WatchGuard latest quarterly Internet Security Report reveals that Linux malware made up more than 36 percent of the top threats identified in Q1 2017. The increased presence of Linux/Exploit, Linux/Downloader and Linux/Flooder attacks highlights the need to protect Linux-based IoT devices and Linux servers from the Internet with layered defences / defenses.
Other key findings from the Q1 2017 report include:
- The cyber security battleground is shifting toward web servers. In Q1, drive-by downloads and browser-based attacks were predominant. Furthermore, 82 percent of the top network attacks targeted web servers or other web-based services. Users should strengthen web server defences by hardening permissions, limiting resource exposure, and patching server software.
- Legacy antivirus (AV) continues to miss new malware at a higher rate. AV solutions missed 38 percent of the total threats WatchGuard caught in Q1, compared to 30 percent in Q4 2016. The growing number of new or zero-day malware now evading traditional AV highlights the weaknesses of signature-based detection solutions and the need for services that can detect and deter advanced persistent threats.
- Attackers still exploit the Android StageFright flaw. This exploit first gained notoriety in 2015 and is proving its longevity as the first mobile-specific threat to hit WatchGuard Threat Lab’s top 10 attacks list this year. At a minimum, Android users should regularly upgrade their operating systems to prevent mobile attacks like StageFright.

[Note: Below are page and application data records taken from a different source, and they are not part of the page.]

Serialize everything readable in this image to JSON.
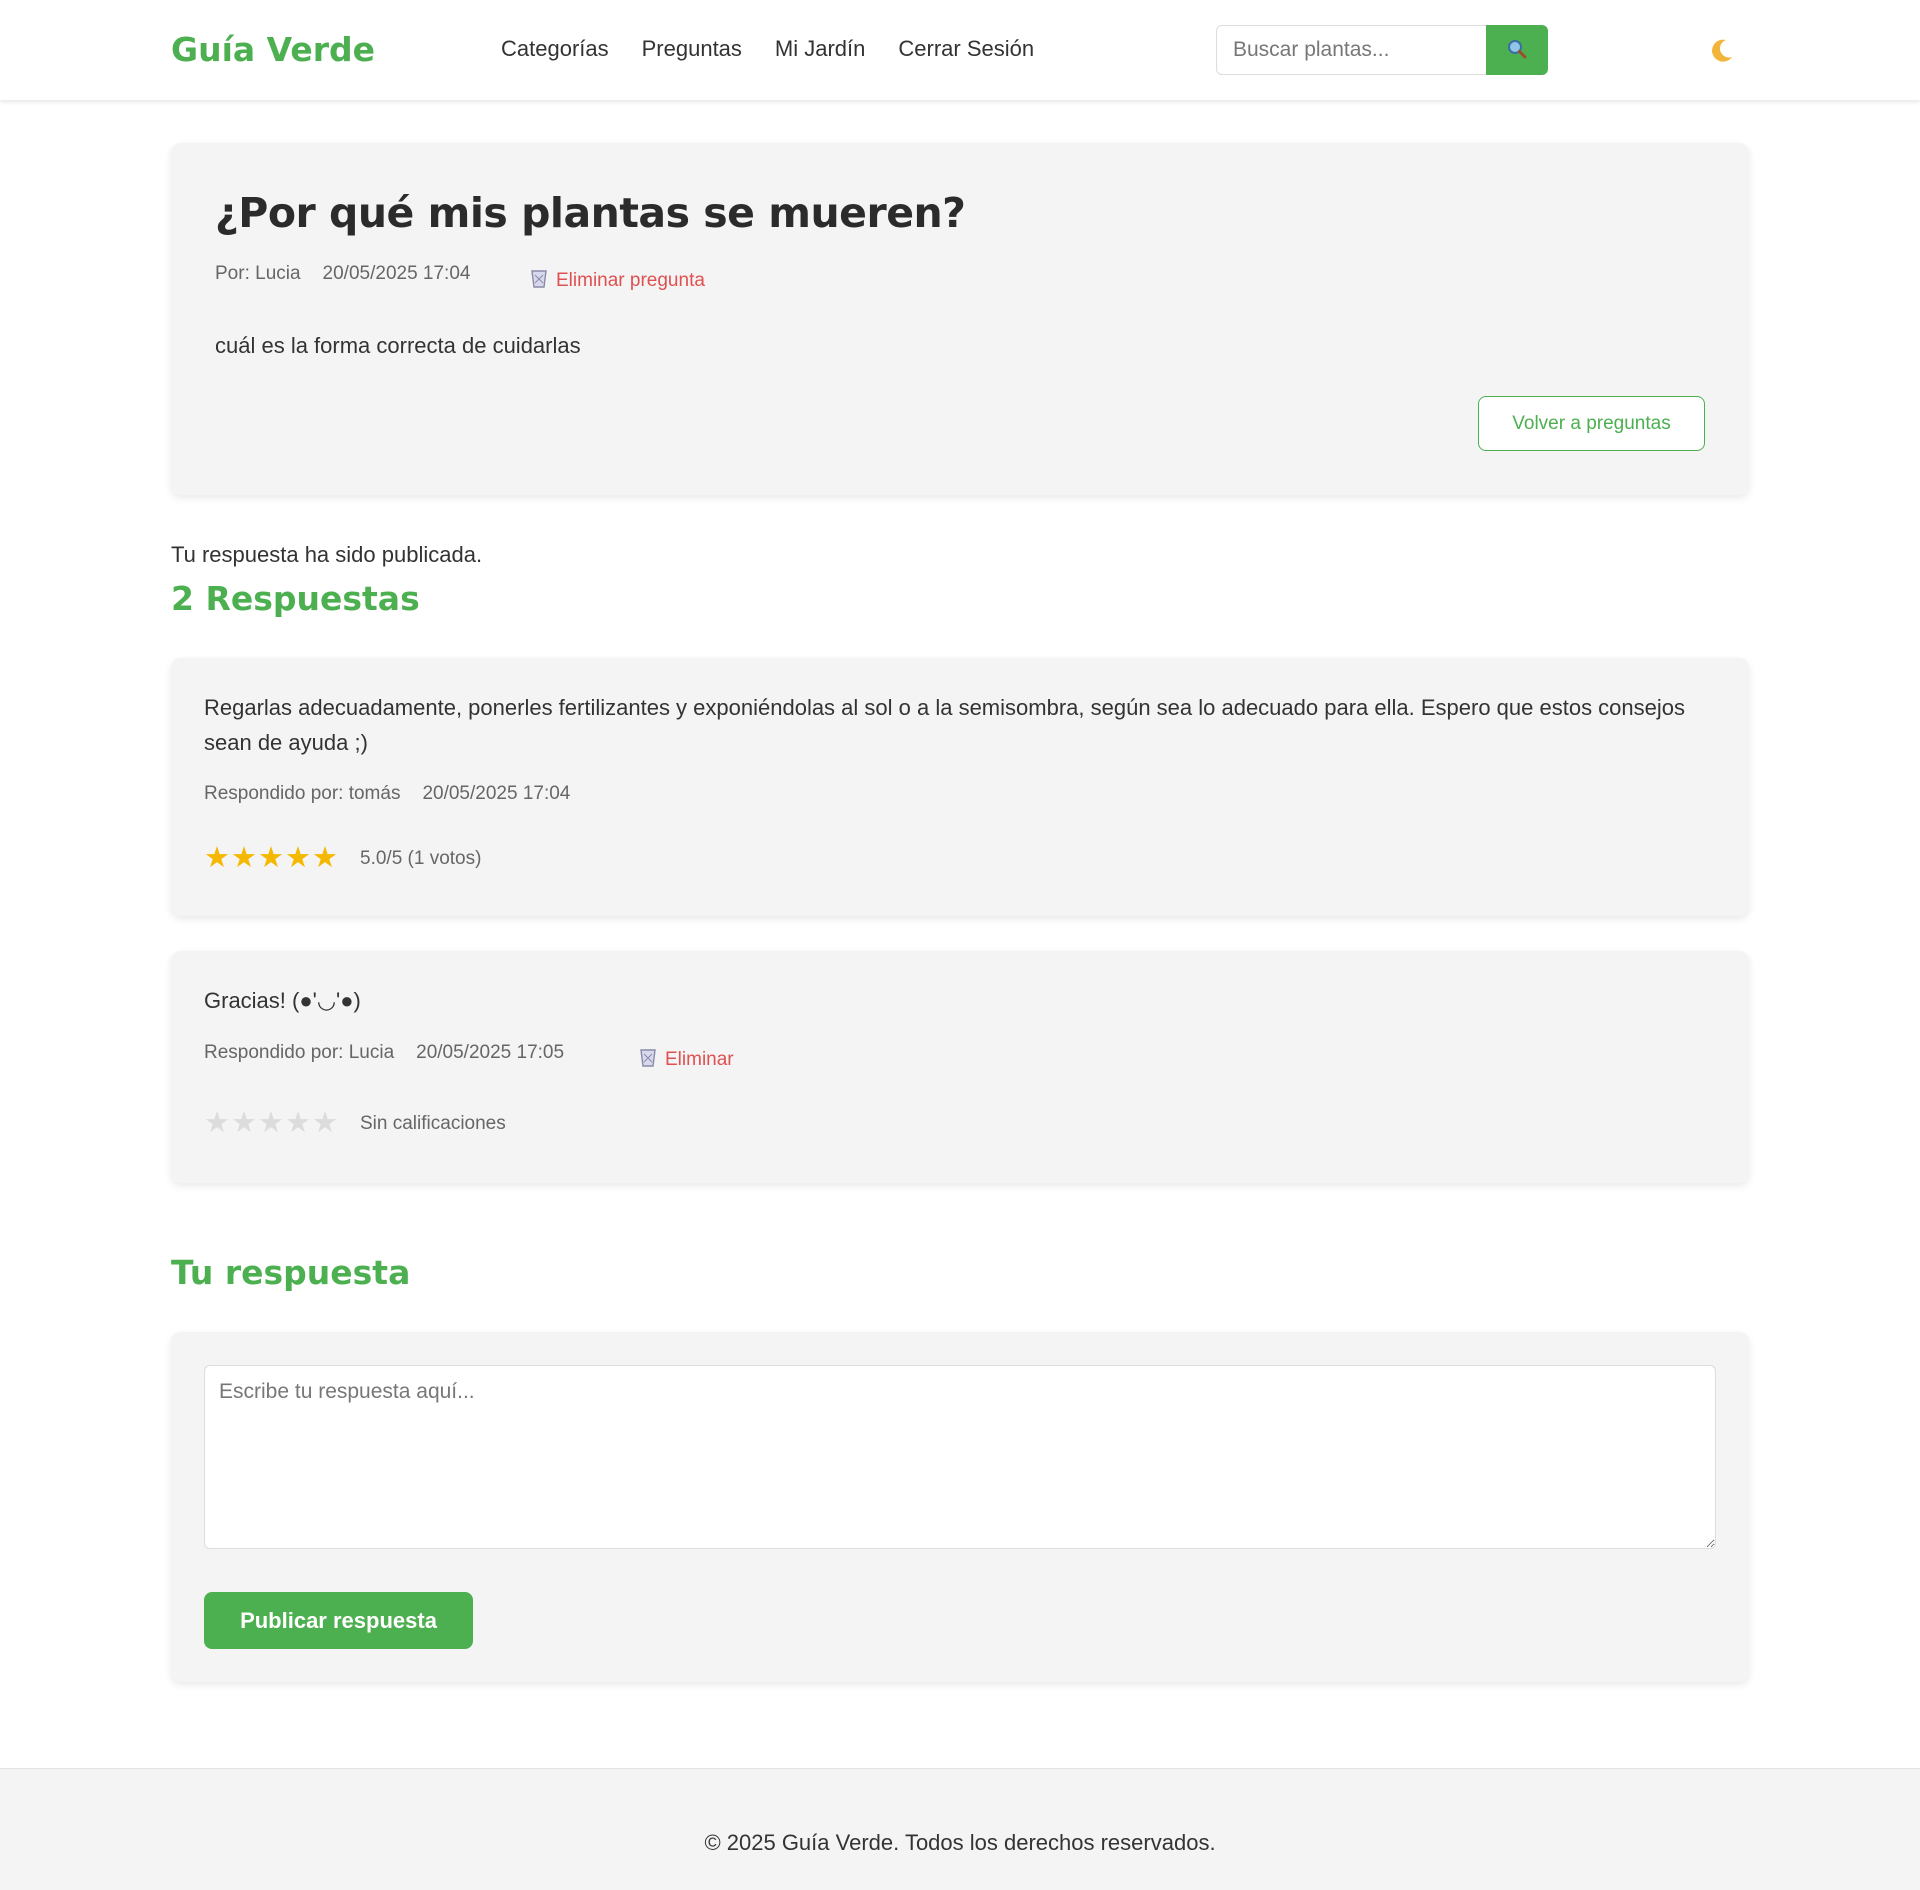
{
  "header": {
    "logo": "Guía Verde",
    "nav": [
      "Categorías",
      "Preguntas",
      "Mi Jardín",
      "Cerrar Sesión"
    ],
    "search_placeholder": "Buscar plantas...",
    "search_icon": "magnifier-icon",
    "theme_icon": "moon-icon"
  },
  "question": {
    "title": "¿Por qué mis plantas se mueren?",
    "author": "Por: Lucia",
    "date": "20/05/2025 17:04",
    "delete_label": "Eliminar pregunta",
    "delete_icon": "trash-icon",
    "body": "cuál es la forma correcta de cuidarlas",
    "back_label": "Volver a preguntas"
  },
  "flash_message": "Tu respuesta ha sido publicada.",
  "answers_heading": "2 Respuestas",
  "answers": [
    {
      "body": "Regarlas adecuadamente, ponerles fertilizantes y exponiéndolas al sol o a la semisombra, según sea lo adecuado para ella. Espero que estos consejos sean de ayuda ;)",
      "author": "Respondido por: tomás",
      "date": "20/05/2025 17:04",
      "rating": 5,
      "rating_text": "5.0/5 (1 votos)"
    },
    {
      "body": "Gracias! (●'◡'●)",
      "author": "Respondido por: Lucia",
      "date": "20/05/2025 17:05",
      "delete_label": "Eliminar",
      "rating": 0,
      "rating_text": "Sin calificaciones"
    }
  ],
  "form": {
    "heading": "Tu respuesta",
    "placeholder": "Escribe tu respuesta aquí...",
    "submit_label": "Publicar respuesta"
  },
  "footer": {
    "text": "© 2025 Guía Verde. Todos los derechos reservados."
  },
  "colors": {
    "accent": "#4caf50",
    "danger": "#e05050",
    "star_on": "#f5b800",
    "star_off": "#dcdcdc",
    "card_bg": "#f4f4f4"
  }
}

- Overall, threat volume decreased 52 percent in Q1 2017 compared to Q4 2016. WatchGuard believes that the drop in malware detections can be attributed to the absence of seasonal malware campaigns associated with various Q4 holidays, which increased overall malware instances during that period.